More translations

Graham Stone kindly informs me that in Papua New Guinea pidgin, ‘My hov­er­craft is full of eels’ becomes the epic:

Balus em i no goupim bilong me em i pul­lup long lik­lik pela snek bilong solwarra

(Literally: My aero­plane (balus)  that can’t fly (no go up) is ful­lup of little salt­water snakes.)

Aeroplane main­ten­ance is quite a mouth­ful too. Propellor becomes ‘tingt­ing bilong balus em i go raun­raun’. If dam­aged, this becomes ‘tingt­ing bilong balus em i go raun­raun em i bug­gerup tru’.

All of which is just and excuse to say that we will be adding more to the blog soon, hav­ing just about recovered from the jour­ney home. And the pho­tos will be up on Flickr very soon, with a link pos­ted here of course.

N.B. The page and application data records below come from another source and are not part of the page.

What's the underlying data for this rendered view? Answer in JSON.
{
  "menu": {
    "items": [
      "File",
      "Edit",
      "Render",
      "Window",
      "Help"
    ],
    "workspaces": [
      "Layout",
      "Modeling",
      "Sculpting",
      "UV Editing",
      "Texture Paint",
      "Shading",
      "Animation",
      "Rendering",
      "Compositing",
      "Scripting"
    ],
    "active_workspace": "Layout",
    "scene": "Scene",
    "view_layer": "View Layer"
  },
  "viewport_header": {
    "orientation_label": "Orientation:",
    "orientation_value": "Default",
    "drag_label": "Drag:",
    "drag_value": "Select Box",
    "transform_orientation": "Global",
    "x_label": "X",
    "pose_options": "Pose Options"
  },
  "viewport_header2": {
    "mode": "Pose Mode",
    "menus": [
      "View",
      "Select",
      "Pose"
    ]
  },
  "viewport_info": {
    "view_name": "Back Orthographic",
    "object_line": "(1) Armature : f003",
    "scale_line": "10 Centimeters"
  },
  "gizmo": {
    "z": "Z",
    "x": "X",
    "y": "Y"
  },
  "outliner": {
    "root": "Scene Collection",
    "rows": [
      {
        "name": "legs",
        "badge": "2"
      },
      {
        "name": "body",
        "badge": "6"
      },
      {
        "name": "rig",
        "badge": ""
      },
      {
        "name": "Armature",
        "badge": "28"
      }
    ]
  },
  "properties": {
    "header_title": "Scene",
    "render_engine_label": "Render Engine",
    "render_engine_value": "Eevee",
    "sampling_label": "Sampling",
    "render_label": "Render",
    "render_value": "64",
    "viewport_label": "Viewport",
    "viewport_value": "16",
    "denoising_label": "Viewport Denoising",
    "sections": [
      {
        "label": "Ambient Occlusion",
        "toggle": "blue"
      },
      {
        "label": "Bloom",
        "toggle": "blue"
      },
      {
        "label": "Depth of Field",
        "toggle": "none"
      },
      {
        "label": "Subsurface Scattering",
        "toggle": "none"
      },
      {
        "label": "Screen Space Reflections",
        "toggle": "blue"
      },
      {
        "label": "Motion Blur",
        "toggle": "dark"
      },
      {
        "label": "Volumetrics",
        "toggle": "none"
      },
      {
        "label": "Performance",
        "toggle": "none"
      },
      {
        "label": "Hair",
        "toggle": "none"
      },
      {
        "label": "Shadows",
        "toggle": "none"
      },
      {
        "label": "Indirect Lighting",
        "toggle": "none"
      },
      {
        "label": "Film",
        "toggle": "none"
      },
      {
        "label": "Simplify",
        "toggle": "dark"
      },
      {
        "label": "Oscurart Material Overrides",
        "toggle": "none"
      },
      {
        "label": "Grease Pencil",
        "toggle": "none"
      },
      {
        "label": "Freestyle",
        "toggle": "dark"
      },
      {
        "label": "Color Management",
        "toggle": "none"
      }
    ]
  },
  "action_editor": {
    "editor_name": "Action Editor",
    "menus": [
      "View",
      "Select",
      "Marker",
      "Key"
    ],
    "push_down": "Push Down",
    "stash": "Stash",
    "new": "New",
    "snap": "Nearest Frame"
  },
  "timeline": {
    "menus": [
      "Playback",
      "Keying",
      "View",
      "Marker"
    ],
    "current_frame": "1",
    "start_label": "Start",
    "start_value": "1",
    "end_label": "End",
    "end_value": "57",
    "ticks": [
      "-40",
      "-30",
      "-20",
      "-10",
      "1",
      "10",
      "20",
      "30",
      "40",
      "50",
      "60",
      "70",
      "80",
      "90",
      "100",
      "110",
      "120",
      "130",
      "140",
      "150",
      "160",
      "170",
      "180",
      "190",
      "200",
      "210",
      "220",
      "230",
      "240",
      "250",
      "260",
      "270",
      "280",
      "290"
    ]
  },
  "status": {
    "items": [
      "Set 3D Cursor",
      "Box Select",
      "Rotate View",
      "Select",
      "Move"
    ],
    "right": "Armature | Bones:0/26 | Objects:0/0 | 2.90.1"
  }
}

Sound clips

  • Paris Gare du Nord: flip flap­flap­flap of the train indic­ator board — a “lost sound” accord­ing to the BBC sound archive.
  • “Passaporte! Passaporte!” at 2:30am on the Bulgarian border.
  • Cicadas every­where we went in Greece.
  • Through Bulgaria, Romania, Hungary: the bell clang of the wheel tap­pers’ ham­mers going down the train.

Serifos

The camp­site is big and com­mer­cial, tents packed close together. There’s a swim­ming pool — the kids would spend the whole time there if we didn’t drag them out to the beach! It’s much too hot to sleep in the tent, so Callum and I sleep on the beach under a tam­ar­isk tree, blas­ted by sand blown by the meltemi (the hot sea­sonal wind). Continue read­ing

A sacrificial option?

When I first talked to our friend Rachael about our jour­ney a few months ago, she described it as a “sac­ri­fi­cial” action. Rather an inter­est­ing choice of words, I thought. “Sacrifice” these days tends to have unfor­tu­nate con­nota­tions of osten­ta­tious self-deprivation, or empty ritual. Continue read­ing